AL | Completely. And that part of me that is empathic and connected and in the non-separate state, those are the best aspects of me. And for them to be amputated and to be colonized in that way means that I’m not fully available to life itself. And so, I’m in this active practice of how do I integrate these various ignored, amputated aspects of myself to be in the state of non-separation? And again, I don’t think it’s an arrival place. But I am committed to that journey of whatever it takes. The feelings and the emotional experiences that come with experiences of non-duality and non-separation are much more interesting to me than any material comfort that stems from the illusion of my separate beingness.

SS | I mean, I loved the distinction you made earlier between the destination and the process. We’re so focused on the destination, we forgot how to keep moving. I always think that certainty is a bad flotation device, and it keeps you from learning how to swim. And the truth is you just need to learn to swim to move your muscles rather than depending on some kind of faulty false dualism or set of controls. How can we learn to just be in the process without trying to get anywhere?

AL | It’s practice and there’s a constant orientation that’s required to be like, oh, ‘I’m attempting to get somewhere’.

SS | Yes, no, you never get sober from it. I think that’s the thing that I’m realizing right now is like, any moment I think I’m sober from the culture, I’m the drunkest. In fact, saying you’re sober is a good sign that you’re pretty drunk. I think I’m just constantly realizing I’m an alcoholic. You’re never not an alcoholic in a 12-step program. You’re always an addict. And I think that’s the thing: I’m an addict of this culture, and I need to be actively aware of that and investigate how it infects every single one of my decisions as an addict. You can think, I’m just going to visit a friend on this street. I just love seeing that friend. I mean, it is next to my old drug dealer. You’re really good at hiding things from yourself. And so I think 12-step work is actually sometimes a really good way of thinking about how we’re addicted to the culture. And it keeps you humble.

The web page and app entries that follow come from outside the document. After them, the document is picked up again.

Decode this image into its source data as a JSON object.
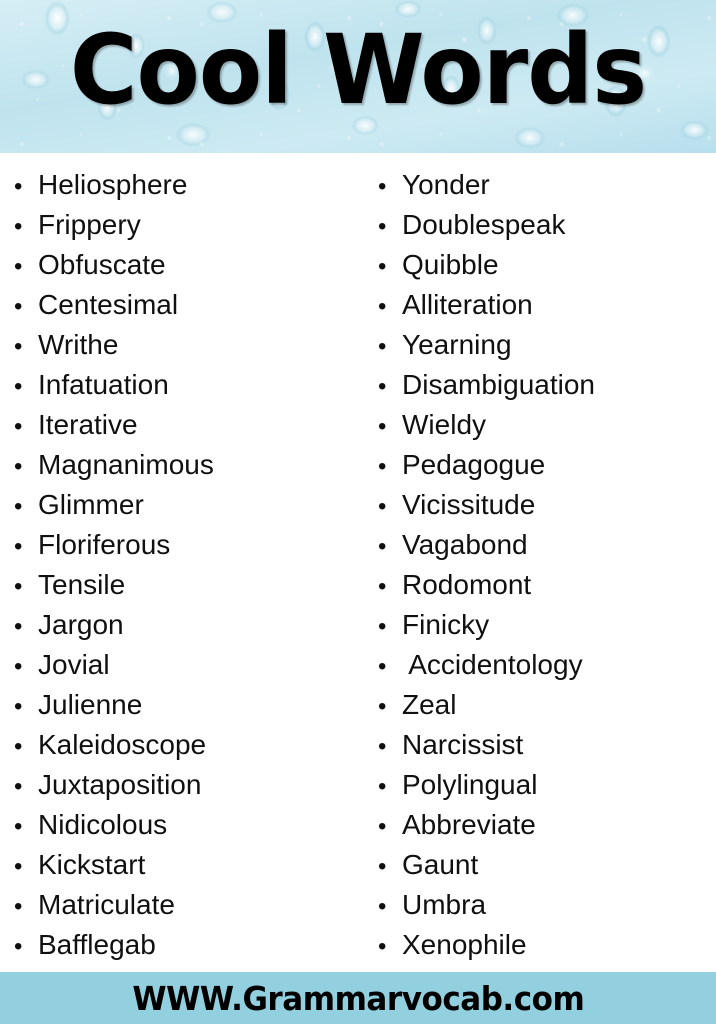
{
  "header": {
    "title": "Cool Words",
    "background_color": "#c8e7f0",
    "texture": "water-droplets"
  },
  "list": {
    "bullet_glyph": "•",
    "columns": [
      {
        "name": "left-column",
        "items": [
          "Heliosphere",
          "Frippery",
          "Obfuscate",
          "Centesimal",
          "Writhe",
          "Infatuation",
          "Iterative",
          "Magnanimous",
          "Glimmer",
          "Floriferous",
          "Tensile",
          "Jargon",
          "Jovial",
          "Julienne",
          "Kaleidoscope",
          "Juxtaposition",
          "Nidicolous",
          "Kickstart",
          "Matriculate",
          "Bafflegab"
        ]
      },
      {
        "name": "right-column",
        "items": [
          "Yonder",
          "Doublespeak",
          "Quibble",
          "Alliteration",
          "Yearning",
          "Disambiguation",
          "Wieldy",
          "Pedagogue",
          "Vicissitude",
          "Vagabond",
          "Rodomont",
          "Finicky",
          " Accidentology",
          "Zeal",
          "Narcissist",
          "Polylingual",
          "Abbreviate",
          "Gaunt",
          "Umbra",
          "Xenophile"
        ]
      }
    ]
  },
  "footer": {
    "website": "WWW.Grammarvocab.com",
    "background_color": "#92d0e0"
  }
}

AL | There was a line given to me by a plant much smarter than me, and she said, ‘ignorance is the seed of all ontology.’ And I asked her to repeat herself, and she said, ‘ignorance is the seed of all ontology’.  That if you could even try to grasp the consequences of your ignorance, that becomes the seed of the way you see the world because it’s completely shaped by your ignorance. And then the next logical step would be that humility is the midwife to wisdom. There’s something very humble about walking around the world, acknowledging that you’re never sober, that I’m an addict to this culture.

SS | I think that’s my big work these days is just seeing the moments when I begin to slide. And I think that’s always a big moment in an addict’s life is realizing the moments when your behavior begins to slant downhill. And we can all help each other. I mean, I do think that’s why group work is really important in confronting this. We can’t do it alone. We have to do it in conversation.

AL | That’s a beautiful way to end or begin and always be in the middle. And yes, we stay in the middle. Thank you so much, Sophie. Thanks for spending the time and it’s good to do it in your hometown.

SS | It feels really special. Thank you so much.

AL | We’ll see each other soon. Thank you.